Using the data beneath, show every line that includes the word "level".

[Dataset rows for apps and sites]

==============================

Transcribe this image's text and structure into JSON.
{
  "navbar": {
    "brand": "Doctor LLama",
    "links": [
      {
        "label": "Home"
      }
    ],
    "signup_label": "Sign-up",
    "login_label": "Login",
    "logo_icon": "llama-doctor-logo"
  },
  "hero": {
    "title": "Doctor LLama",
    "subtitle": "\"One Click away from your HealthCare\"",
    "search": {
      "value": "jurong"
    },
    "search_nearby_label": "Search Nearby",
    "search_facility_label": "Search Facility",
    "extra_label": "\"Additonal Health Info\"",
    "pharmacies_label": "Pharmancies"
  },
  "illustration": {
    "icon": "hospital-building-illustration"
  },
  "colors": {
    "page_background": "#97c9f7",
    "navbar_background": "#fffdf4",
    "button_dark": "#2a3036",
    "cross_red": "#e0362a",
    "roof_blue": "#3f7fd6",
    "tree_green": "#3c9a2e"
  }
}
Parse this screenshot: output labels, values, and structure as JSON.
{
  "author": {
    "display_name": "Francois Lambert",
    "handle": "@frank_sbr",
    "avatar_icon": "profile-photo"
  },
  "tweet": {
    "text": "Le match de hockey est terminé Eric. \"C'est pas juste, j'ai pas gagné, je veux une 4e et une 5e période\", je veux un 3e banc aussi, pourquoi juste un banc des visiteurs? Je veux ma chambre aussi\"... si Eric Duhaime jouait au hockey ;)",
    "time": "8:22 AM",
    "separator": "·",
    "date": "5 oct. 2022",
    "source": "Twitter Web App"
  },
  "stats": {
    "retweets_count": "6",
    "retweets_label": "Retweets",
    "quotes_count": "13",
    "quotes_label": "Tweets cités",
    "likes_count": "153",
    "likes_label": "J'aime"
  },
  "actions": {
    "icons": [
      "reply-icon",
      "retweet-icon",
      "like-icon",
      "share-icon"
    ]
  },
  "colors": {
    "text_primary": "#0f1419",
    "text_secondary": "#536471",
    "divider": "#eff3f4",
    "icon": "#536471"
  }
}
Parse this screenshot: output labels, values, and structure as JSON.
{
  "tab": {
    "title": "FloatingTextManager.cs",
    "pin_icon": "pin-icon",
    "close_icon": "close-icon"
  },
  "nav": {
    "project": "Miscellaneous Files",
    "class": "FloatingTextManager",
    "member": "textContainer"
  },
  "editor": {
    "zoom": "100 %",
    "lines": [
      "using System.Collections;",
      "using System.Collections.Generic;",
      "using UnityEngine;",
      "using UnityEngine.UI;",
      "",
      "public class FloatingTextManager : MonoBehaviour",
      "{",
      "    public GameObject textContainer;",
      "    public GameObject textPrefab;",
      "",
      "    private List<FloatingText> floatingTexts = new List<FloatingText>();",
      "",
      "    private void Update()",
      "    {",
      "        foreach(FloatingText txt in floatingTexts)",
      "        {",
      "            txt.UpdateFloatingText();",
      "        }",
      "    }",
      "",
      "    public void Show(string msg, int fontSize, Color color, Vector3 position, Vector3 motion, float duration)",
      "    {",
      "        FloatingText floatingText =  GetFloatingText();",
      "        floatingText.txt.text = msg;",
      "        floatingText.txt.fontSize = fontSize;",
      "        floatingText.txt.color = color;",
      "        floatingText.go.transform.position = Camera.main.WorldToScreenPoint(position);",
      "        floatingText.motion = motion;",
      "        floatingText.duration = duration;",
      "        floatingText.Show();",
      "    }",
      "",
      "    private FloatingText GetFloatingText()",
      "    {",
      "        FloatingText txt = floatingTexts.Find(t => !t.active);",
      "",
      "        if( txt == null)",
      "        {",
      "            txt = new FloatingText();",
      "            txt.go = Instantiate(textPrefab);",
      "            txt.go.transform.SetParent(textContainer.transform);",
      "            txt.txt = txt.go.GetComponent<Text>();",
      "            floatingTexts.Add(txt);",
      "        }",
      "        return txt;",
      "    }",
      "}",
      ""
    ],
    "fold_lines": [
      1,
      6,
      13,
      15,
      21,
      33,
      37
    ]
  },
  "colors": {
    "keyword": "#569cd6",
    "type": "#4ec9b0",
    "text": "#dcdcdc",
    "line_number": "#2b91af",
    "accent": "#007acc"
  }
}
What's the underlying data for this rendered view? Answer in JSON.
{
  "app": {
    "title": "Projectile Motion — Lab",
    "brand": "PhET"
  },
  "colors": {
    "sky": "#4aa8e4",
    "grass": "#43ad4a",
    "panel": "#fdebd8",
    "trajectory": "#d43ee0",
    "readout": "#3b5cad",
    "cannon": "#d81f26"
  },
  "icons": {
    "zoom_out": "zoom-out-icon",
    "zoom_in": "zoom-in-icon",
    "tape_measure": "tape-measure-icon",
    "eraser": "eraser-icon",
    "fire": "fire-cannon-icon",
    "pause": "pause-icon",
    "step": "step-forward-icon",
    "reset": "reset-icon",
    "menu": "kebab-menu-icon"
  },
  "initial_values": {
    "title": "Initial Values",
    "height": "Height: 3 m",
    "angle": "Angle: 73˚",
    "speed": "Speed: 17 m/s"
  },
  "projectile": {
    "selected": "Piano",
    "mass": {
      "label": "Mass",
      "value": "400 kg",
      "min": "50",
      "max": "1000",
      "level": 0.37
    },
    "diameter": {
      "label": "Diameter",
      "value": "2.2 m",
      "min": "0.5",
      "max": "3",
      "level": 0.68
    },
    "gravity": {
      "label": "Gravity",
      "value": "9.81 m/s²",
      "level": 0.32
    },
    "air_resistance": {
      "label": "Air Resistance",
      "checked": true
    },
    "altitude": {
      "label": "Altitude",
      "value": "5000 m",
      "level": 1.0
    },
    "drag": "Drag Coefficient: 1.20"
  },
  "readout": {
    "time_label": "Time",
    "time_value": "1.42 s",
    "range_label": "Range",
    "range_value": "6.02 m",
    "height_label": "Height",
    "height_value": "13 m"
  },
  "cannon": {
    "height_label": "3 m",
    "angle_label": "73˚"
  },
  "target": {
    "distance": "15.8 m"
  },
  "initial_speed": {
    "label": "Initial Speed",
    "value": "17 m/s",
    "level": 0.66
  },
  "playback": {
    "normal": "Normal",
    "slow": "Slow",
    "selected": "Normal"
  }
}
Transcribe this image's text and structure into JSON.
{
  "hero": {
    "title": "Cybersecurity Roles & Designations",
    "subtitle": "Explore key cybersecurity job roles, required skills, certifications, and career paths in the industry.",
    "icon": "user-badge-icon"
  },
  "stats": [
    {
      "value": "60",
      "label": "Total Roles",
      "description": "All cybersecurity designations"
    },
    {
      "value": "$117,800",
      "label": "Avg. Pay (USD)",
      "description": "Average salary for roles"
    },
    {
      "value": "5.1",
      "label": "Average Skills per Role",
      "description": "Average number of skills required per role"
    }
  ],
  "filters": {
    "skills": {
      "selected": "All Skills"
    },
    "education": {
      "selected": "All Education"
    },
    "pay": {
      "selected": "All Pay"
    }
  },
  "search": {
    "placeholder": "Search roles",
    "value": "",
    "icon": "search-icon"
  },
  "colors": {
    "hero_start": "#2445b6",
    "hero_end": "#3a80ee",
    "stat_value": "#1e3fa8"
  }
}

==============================

Exercise answer:
      "level": 0.37
      "level": 0.68
      "level": 0.32
      "level": 1.0
    "level": 0.66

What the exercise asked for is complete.